Grace. This word sometimes overused and often misused and cheapened and ill-defined. Not only that, but a word frightening for what it implies, uncomfortable in its extravagance, easier kept at arm’s length since it’s beyond our control. When something undeserved is given freely, unconditionally, without merit, we hesitate. What’s the catch? Nothing in life is free, unconditional, without merit. We say we don’t deserve it, or we don’t need it, or we’re excluded from it, or if God only knew.
Grace is terrifying because we have no say; it’s independently given in spite of us. We can resist, refuse, act against it, live apart from it. But we can’t extinguish it, or reason with it, or convince it of our ineptitude. It doesn’t care. It simply is. And what can we do but receive it, aware we pay no price for it?
What I love about grace is its impartiality. In fullness, in emptiness, its light is indiscriminate.
Grace manifests in fullness. For me, it’s like being in the mountains. Peaks, ridges, bowls, gullies, cliff faces, a landscape scattered with evergreen trees dark against the snow, the silence of the world speaking, and none of it deserved. The fact that I’m alive and breathing with a mind and a heart to know and enjoy and appreciate all I’ve been given. This is grace.
Grace manifests in emptiness. Disappointment and hopelessness, defeat and despair, can’t overshadow it. And in these darkest of places is often where it’s most vivid. When we’re falling, without much of anything left to hold on to, grace eases our fall. When we’re drifting in dark violent waters, hardly able to breathe, grace holds our head up. We’ve all had such days and seasons. Perhaps, in the moments we’re most consumed by our own weakness, we forget—Oh, I’m still here. I have another chance. I’m not finished yet. This is grace.

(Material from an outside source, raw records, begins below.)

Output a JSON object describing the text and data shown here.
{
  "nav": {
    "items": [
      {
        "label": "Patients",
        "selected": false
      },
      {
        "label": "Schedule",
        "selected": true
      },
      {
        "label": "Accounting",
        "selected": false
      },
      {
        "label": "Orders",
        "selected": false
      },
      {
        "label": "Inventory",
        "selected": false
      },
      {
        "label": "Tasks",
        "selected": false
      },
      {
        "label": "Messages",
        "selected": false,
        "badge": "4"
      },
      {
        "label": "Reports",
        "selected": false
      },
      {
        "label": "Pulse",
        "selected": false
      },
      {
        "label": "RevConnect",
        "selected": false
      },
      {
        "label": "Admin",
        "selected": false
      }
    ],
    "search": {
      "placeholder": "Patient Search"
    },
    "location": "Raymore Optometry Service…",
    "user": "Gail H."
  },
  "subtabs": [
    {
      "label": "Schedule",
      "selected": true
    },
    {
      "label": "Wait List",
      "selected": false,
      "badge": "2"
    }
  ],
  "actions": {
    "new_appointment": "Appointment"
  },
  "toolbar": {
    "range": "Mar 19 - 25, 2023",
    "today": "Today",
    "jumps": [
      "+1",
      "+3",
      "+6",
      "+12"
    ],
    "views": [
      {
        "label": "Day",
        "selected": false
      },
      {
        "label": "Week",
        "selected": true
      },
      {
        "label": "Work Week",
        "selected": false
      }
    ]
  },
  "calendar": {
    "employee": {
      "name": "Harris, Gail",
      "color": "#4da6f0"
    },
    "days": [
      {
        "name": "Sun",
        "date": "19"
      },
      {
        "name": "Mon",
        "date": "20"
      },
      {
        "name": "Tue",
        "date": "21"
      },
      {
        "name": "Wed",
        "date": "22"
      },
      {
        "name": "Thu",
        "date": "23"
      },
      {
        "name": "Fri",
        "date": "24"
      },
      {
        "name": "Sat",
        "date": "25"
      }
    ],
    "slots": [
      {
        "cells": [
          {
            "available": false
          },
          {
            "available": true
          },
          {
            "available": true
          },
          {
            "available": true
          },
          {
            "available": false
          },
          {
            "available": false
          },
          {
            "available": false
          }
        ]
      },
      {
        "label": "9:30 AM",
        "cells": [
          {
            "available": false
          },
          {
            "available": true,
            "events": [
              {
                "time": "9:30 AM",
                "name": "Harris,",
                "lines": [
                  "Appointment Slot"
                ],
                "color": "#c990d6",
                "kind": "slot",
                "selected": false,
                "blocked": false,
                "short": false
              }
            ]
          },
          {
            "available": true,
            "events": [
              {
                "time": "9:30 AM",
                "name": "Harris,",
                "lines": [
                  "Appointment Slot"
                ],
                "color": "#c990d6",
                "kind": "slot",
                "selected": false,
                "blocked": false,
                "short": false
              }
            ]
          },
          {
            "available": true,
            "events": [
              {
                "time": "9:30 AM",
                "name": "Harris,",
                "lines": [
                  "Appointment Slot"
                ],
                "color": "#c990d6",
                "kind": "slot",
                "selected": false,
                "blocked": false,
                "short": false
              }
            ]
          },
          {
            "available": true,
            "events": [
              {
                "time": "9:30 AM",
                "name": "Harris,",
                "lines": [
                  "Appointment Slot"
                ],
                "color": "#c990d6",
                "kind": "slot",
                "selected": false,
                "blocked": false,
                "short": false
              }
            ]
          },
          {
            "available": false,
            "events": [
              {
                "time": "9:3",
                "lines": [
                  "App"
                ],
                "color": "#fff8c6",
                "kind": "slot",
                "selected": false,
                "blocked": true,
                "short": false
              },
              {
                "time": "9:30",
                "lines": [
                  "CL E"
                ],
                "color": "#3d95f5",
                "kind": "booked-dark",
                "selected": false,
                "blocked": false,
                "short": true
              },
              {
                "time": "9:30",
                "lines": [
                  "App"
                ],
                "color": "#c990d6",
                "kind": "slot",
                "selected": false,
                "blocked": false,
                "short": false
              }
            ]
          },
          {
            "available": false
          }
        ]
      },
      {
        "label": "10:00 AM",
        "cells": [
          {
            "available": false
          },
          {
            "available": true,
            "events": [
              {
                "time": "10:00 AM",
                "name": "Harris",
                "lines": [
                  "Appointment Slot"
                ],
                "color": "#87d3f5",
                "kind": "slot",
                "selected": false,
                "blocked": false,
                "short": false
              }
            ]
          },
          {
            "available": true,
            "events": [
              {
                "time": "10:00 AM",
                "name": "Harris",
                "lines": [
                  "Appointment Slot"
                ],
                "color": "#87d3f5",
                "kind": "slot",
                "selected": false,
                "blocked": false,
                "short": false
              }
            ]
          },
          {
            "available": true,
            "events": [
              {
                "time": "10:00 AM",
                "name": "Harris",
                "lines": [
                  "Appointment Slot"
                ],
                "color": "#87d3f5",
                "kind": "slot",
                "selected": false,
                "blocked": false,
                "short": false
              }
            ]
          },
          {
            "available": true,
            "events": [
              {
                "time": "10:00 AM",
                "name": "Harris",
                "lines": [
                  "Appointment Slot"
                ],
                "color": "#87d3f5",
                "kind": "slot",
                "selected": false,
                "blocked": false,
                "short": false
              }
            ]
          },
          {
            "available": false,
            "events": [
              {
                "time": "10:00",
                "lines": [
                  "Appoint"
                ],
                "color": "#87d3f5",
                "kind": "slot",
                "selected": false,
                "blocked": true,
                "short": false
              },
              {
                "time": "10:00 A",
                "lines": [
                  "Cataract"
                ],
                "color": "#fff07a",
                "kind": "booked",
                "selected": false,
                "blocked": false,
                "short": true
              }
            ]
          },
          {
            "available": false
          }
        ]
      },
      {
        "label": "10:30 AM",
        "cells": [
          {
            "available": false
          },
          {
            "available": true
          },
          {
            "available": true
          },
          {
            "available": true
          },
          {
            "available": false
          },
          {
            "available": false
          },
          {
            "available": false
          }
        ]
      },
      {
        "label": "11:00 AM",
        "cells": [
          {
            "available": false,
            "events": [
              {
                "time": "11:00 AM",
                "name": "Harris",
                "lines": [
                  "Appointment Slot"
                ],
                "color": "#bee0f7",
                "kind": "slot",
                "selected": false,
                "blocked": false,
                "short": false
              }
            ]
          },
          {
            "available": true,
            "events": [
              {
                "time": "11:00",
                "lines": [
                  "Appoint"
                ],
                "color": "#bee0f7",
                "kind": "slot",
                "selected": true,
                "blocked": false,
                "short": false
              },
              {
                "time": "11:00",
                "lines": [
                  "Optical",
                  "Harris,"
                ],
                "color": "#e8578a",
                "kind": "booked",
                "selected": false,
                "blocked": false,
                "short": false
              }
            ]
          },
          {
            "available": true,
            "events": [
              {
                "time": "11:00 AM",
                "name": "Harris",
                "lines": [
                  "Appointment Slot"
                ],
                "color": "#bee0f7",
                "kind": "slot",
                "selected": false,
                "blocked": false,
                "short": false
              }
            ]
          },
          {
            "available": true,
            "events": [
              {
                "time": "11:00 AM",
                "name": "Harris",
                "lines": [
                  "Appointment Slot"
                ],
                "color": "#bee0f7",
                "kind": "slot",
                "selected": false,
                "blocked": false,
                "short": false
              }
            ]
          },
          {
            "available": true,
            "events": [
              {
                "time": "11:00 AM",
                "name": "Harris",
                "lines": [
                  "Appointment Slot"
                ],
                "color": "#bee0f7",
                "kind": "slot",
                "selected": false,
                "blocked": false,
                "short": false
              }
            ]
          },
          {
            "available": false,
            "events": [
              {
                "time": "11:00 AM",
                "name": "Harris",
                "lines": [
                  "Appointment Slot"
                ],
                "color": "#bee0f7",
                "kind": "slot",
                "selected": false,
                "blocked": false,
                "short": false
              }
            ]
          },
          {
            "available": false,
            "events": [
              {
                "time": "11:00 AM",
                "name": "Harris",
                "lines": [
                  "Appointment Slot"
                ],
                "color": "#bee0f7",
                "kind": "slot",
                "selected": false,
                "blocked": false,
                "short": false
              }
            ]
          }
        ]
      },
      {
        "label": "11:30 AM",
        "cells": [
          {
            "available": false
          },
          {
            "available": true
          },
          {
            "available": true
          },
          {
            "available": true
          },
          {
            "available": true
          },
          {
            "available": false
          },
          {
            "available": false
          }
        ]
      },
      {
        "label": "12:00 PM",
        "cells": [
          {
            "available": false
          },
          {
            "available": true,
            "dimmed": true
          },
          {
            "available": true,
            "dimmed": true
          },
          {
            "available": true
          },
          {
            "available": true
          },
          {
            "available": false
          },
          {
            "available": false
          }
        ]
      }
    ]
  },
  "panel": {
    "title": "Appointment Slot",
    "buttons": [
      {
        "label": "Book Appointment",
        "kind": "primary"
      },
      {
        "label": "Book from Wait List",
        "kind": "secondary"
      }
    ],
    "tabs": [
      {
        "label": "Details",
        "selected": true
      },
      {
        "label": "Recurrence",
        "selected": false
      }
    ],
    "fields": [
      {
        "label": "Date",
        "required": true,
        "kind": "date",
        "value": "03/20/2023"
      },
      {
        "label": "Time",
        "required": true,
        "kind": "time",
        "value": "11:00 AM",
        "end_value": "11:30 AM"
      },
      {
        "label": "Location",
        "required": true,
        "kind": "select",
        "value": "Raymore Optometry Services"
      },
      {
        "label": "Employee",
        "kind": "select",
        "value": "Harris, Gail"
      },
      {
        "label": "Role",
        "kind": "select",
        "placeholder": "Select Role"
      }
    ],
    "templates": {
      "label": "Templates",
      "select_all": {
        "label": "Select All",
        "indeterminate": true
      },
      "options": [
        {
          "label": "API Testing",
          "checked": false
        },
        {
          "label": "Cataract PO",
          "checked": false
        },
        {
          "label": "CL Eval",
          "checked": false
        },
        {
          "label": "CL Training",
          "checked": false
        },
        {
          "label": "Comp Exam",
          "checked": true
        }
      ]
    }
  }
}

Grace shadows us, follows us, stays with us wherever we turn. We can’t escape it. When we’re deep in our own darkness of guilt and shame and fear and failure, it’s with us. When we’re disappointed and hopeless, it’s there. When we wonder if we’ve lost the faith we once had, it’s still present. When we wish life would’ve turned out differently, when we’re restless and unsettled, it reminds us of what we have.
If grace could tell us one thing, it might be this: “In fullness, in emptiness, I’m with you. Whether you think you need me or not, whether you ask for me or not, I’m the friend who never leaves. I’ve got you. You’re okay.”
Grace is never finished.